Due to all the water running downhill, there are multiple wet weather creeks, drains/ ditches, and very small streams that lead into the main river.  In back of my Grandmother's house there is one of these that is only about 300 yards long.  My Uncle Wallace has one that runs from the main road across the edge of his property, and into the Guyandotte River.  It may be only 150 yards long and inches deep. 

All of these tiny streams are important.  Since these exist very 300-500 yards on both sides of the river, they feed the river with the water neccasary to keep it flowing.  When the rains come the river can move very fast, and raise it's depth level very quickly. 

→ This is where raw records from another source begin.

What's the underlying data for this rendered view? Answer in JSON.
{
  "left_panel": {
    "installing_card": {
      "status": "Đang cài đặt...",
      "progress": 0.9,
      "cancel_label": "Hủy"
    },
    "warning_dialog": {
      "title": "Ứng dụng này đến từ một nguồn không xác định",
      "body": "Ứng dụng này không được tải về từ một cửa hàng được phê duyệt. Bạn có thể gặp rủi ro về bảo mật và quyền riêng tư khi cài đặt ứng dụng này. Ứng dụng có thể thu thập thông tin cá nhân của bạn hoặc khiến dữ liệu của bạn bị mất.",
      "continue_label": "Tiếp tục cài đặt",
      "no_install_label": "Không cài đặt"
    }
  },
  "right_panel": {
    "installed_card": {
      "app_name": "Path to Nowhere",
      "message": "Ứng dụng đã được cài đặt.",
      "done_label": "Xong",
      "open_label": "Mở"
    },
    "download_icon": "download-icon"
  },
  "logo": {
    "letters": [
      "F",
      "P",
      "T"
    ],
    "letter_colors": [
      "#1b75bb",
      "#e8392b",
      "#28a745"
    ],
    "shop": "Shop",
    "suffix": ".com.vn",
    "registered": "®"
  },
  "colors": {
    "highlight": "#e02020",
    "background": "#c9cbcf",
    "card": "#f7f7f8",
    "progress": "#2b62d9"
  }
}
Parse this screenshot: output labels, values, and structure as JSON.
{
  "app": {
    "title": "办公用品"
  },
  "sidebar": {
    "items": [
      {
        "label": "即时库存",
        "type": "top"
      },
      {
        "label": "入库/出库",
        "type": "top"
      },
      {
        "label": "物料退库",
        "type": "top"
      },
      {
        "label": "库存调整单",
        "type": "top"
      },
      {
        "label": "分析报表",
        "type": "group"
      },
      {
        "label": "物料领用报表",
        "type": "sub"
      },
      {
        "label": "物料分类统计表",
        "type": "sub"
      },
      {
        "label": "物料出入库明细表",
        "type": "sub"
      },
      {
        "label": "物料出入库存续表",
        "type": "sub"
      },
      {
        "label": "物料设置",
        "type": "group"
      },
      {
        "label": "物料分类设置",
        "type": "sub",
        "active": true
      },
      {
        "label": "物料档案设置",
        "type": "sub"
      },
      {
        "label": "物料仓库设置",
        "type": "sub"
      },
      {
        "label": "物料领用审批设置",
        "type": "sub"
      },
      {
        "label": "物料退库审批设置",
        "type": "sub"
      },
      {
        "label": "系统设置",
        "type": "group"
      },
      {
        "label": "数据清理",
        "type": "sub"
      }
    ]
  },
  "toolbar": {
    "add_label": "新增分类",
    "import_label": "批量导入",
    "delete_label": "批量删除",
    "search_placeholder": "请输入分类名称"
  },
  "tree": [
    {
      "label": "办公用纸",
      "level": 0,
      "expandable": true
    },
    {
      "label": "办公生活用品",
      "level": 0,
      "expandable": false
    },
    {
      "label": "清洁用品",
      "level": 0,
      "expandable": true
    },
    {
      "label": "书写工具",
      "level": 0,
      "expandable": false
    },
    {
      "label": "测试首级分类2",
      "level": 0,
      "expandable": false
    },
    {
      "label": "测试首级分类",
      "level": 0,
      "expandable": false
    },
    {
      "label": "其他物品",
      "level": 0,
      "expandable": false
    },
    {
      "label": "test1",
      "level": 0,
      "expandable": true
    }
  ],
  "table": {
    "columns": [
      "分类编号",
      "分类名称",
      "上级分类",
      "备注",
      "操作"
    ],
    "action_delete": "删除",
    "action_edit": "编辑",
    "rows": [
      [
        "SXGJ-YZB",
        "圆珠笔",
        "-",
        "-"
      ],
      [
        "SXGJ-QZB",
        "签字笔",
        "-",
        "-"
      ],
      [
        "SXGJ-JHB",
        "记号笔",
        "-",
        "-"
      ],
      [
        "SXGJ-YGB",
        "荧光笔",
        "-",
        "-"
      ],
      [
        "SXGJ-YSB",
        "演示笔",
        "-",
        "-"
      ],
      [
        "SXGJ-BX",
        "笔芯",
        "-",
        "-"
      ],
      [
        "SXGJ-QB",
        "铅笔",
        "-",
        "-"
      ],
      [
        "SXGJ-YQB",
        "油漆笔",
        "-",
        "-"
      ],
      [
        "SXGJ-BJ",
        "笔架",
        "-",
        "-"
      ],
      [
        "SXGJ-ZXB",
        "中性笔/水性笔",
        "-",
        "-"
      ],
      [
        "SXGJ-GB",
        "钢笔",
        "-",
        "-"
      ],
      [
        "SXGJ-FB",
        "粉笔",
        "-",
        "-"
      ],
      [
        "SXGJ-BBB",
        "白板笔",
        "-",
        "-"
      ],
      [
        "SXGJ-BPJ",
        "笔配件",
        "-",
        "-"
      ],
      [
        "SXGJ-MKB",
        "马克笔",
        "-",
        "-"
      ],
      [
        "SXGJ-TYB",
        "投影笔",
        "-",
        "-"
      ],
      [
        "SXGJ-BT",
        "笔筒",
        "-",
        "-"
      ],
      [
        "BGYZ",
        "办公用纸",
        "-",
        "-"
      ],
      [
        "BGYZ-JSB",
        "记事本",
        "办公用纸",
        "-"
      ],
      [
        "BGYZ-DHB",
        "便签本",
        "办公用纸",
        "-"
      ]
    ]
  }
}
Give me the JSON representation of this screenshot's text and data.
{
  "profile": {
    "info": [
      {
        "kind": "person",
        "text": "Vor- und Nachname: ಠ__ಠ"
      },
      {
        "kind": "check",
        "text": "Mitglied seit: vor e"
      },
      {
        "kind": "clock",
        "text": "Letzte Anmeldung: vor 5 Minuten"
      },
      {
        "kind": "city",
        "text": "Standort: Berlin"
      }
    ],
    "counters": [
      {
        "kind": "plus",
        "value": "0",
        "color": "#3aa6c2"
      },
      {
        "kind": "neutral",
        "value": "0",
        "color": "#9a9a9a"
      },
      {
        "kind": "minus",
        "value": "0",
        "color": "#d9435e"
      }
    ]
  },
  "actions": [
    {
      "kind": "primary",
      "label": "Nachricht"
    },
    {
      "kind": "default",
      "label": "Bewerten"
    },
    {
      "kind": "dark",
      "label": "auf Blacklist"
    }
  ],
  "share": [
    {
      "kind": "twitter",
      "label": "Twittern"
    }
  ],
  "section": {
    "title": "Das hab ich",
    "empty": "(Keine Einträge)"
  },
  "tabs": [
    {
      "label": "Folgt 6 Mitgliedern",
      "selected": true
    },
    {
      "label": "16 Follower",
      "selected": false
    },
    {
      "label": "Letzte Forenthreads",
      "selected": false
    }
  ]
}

I took some film footage of the river.  You can see the side stream that flows into the Guyandotte River.  Actually you may be able to hear it, and not see it since it is mostly underground.  Near the end of the footage you can see how black the grass is.  That's where the river overflowed when heavy rains came.  It was amazing to see the river that high.  I wish I had gotten footage of that.  But none-the-less here is the film footage of the river. 

The Big Maple Haul

A few posts back, I wrote about cutting up a maple tree with my Dad.  Here's the original post:

http://angjellockheart.blogspot.com/2011/04/timber-maple-edition.html

So the question is now, what did we do after we cut it up into piece?  Well, it took a lot of work getting the wood pieces up the hill, but Dad and me managed to haul 40 pieces of wood up the hill and into the truck.  Dad had 30 pieces that will hopefully one day be turned into bowls.  He also had and additional 5 pieces that will be turned into goblets.

I only had 5 pieces, buy they weighed at least 100 pounds or more a piece.  I had two pieces that are meant to be cut into cello sides.  One piece will be able to cut a few cello backs out of.  And then I had two pieces that I will be able to make into guitar bodies or backs.

The total gross weight of our haul had to be at least 1500 pounds.  Luckily our trailer can handle that much weight.  That may not sound like a lot for all that much wood, but think about this.  First we had to haul it up the hill to the truck.  Then load it into the truck.  After that, we had to drive over to Grandma's house, and unload the wood from the truck, and into the trailer.  It's a more strenuous job than lifting weights. 

Here's the picture of the trailer after we loaded it.  Note my big blocks of maple on the bottom.